Blast furnace 3: Hearth diameter 28’0” (8,53 m)

In Google Maps

3/72 Armco Steel Corp., Hamilton Plant.

In 1965 there were 237 blast furnaces at 72 locations in the U.S. . This series will briefly introduce all of them.

Armco’s Hamilton plant in New Miami, OH consisted of a 110 oven coking plant, two sinter strands and two blast furnaces.
Pig iron was supplied to Armco’s nearby Middletown steel making site.
The Hamilton plant was closed down in July 1988.

Armco blast furnaces, Hamilton, 1965.
Blast furnace 1: Hearth diameter 17’0” (5,18 m)
Blast furnace 2: Hearth diameter 18’0” (5,48 m)

In Google Maps

No. 5 Is Down

WP-Steel in 2004 © Uwe Niggemeier

Despite the harsh winter weather the demolition of RG Steel’s former Mingo Junction site in Ohio continues.
Blast furnace No. 3 was already dismantled in 2004. The remaining furnace No.5 five came down recently too.
The mill was idled in 2009 and still waits for a new investor to restart the electric arc furnace and the rolling mill.

Demolition Started

Warren Ohio Steel Mill

Demolition started at the  former RG Steel plant in Warren,OH that was purchased by the  Hilco company in May. This deal required to market the hot mill for three months before beginning to raze the plant.

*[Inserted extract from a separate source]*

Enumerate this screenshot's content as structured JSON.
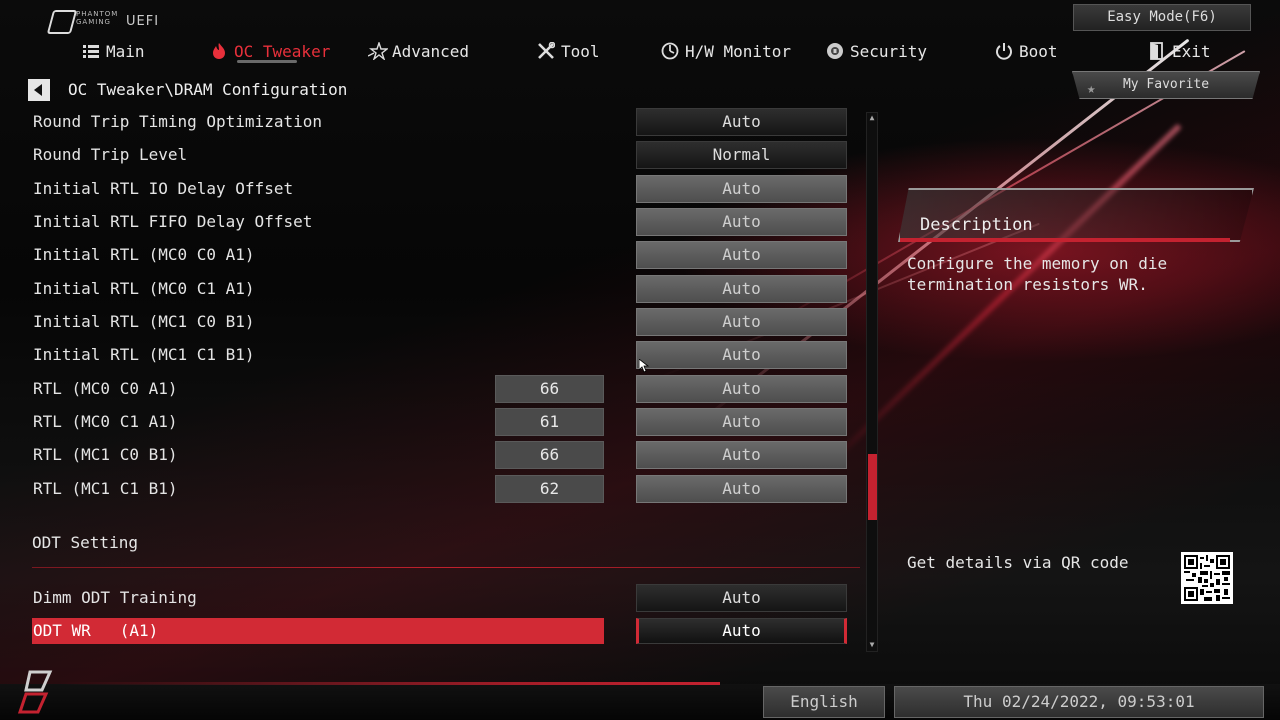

Those three months expired at the end of August.
Founded in 1912 as the Trumbull Steel Co., the mill has a long history in steel production. In 1928, the company merged with Republic Iron and Steel Co. and, two years later, was renamed Republic Steel Corp.  Another merger changed its name to LTV Steel Co. when it combined with J&L Steel Corp. in 1984.  The company became Warren Consolidated Industries, Inc. in 1988.
WCI Steel employed 2,600 people, and had an annual steel capacity of 1.5 million tons. In 2008 WCI was taken over by the Russian steel company Severstal.
Three years later Severstal sold the plant to RG Steel who filed bancruptcy in 2012.
The Warren Blast Furnace once was the largest worldwide.
A few images from 2007.

Vintage image #8

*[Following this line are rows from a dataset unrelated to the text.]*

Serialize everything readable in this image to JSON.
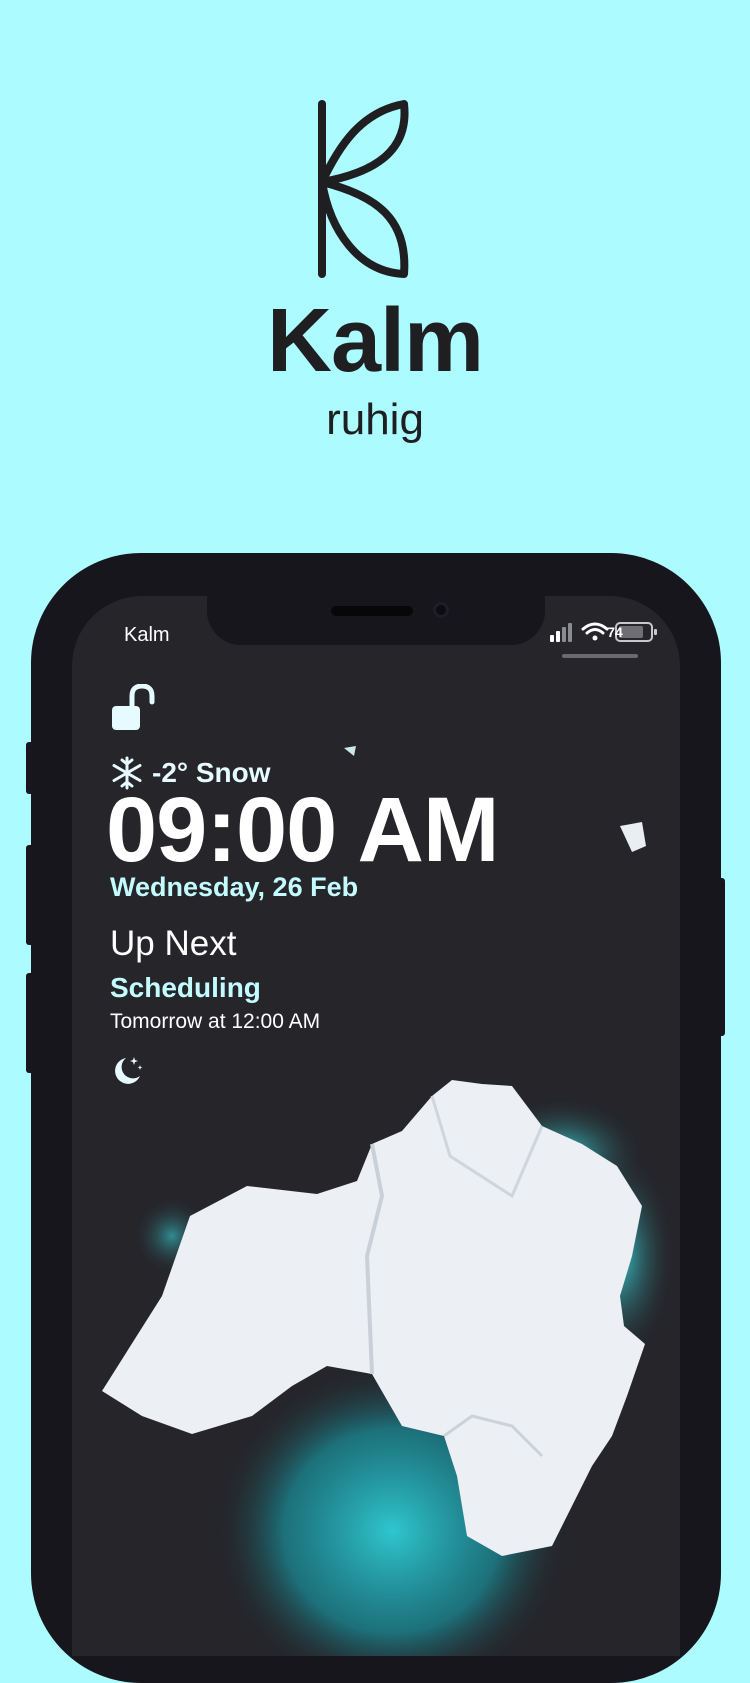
{
  "brand": {
    "name": "Kalm",
    "tagline": "ruhig",
    "background_color": "#abfbff",
    "logo_icon": "leaf-k-logo-icon"
  },
  "status_bar": {
    "carrier": "Kalm",
    "battery": "74",
    "icons": [
      "signal-icon",
      "wifi-icon",
      "battery-icon"
    ]
  },
  "lock_screen": {
    "lock_icon": "unlocked-padlock-icon",
    "weather": {
      "icon": "snowflake-icon",
      "text": "-2° Snow"
    },
    "time": "09:00 AM",
    "date": "Wednesday, 26 Feb",
    "up_next": {
      "heading": "Up Next",
      "title": "Scheduling",
      "time": "Tomorrow at 12:00 AM"
    },
    "focus_icon": "moon-stars-icon",
    "accent_color": "#c3fbff"
  }
}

Carnegie Steel Ohio Works
The Carnegie Steel Ohio works on the banks of the Mahoning River around 1910.
This mill became part of U.S. Steel later and was closed in 1979.
Starting with the “Black Monday” in September 1977, the closure of Youngstown Sheet And Tube, the once thriving valley of steel was gutted within just one decade.
A recommendable book telling the story of this decline is John Russo’s “Steeltown U.S.A. – Work And Memory In Youngstown” published by the University Press Of Kansas.